**WORK INSTRUCTIONS**
Locate each line below that includes "JSON" and reproduce it.

**DATA FOR THE TASK**

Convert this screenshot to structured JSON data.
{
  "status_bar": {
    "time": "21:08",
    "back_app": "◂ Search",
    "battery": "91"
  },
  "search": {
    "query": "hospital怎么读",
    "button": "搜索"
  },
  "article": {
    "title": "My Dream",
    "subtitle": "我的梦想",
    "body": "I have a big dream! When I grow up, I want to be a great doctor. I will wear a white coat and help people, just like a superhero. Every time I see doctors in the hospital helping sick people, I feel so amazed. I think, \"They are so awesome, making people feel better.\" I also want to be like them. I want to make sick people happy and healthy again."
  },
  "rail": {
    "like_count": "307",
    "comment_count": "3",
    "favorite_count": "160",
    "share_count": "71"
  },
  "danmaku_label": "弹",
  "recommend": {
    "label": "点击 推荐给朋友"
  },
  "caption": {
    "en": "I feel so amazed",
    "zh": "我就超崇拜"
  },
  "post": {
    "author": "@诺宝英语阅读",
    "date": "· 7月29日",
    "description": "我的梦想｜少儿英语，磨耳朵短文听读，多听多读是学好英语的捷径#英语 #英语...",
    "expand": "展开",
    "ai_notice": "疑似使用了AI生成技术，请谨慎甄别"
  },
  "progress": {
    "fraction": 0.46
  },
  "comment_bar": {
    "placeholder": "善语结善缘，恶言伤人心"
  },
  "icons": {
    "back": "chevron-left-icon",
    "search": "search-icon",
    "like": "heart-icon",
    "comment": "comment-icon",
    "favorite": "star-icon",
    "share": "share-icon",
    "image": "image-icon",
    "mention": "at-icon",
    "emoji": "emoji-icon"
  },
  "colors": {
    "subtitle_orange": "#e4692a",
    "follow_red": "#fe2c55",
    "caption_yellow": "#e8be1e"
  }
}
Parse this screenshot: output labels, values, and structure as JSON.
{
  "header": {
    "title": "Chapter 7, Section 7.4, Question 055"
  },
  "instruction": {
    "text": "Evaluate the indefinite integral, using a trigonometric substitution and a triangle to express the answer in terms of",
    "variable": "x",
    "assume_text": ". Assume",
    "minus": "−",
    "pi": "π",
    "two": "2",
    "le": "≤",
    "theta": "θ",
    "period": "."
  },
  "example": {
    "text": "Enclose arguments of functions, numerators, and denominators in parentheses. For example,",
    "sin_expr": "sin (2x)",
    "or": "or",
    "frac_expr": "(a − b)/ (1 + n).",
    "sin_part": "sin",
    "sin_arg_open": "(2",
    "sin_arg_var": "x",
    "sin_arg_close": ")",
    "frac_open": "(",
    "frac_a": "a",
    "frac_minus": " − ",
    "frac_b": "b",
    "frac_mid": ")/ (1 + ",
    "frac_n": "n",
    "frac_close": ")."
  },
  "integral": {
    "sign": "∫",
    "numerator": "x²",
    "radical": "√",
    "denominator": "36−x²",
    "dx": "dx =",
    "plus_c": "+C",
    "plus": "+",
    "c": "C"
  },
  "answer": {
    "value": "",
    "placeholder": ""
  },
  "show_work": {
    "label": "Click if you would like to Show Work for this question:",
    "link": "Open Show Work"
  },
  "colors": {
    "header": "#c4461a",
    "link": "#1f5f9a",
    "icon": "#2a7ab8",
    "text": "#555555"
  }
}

**EXERCISE SOLUTION**
Convert this screenshot to structured JSON data.
Parse this screenshot: output labels, values, and structure as JSON.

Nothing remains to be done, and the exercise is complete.